Effect of highly selective vagotomy on gastric emptying, gastric acid secretion, and gastrin release: an early postoperative study in duodenal ulcer patients
Lukasiewicz, S.; Jonderko, K.
Tokai Journal of Experimental and Clinical Medicine 18(1-2): 29-37
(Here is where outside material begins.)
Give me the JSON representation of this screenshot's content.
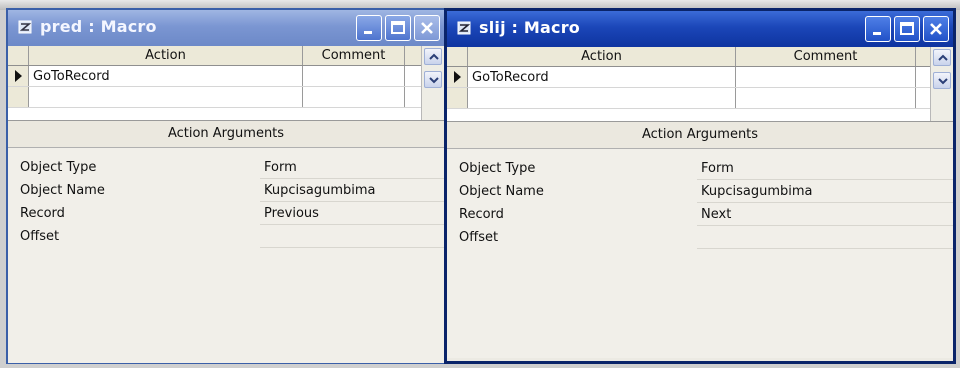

In 12 duodenal ulcer patients, gastric emptying (GE) of a radiolabelled solid meal, gastric acid secretion, and gastrin release were examined before and during the early postoperative period (median 13.5 days) after a highly selective vagotomy (HSV). HSV significantly delayed GE; the median slope of GE curves (K) decreased from 11.86 to 6.52 min-1 times 10-3 (p lt 0.01). A significant inhibition of the late phase of GE was reflected by a diminution of the curve shape parameter (S) from a median of 1.41 to 0.98 (p lt 0.02). A profound impairment of GE after HSV was found in 4 of 12 patients (33%). HSV resulted in a 49% decrease in the basal acid output (6.9 +- 1.0 before to 3.5 +- 1.0 mmol cntdot h-1 after HSV, and a 56% reduction in the pentagastrin-stimulated gastric acid secretion (31.1 +- 5.1 before vs 13.8 +- 2.4 mmol cntdot h-1 after HSV (p lt 0.01). A significant increase in both the fasted serum gastrin (38.9 +- 3.7 to 66.9 +- 8.4 ng cntdot l-1, p lt 0.05) and the meal-stimulated gastrin release (AUC-0-120: 7179 +- 440 to 11158 +- 1062 ng cntdot l-1 min, p lt 0.05) was observed after HSV.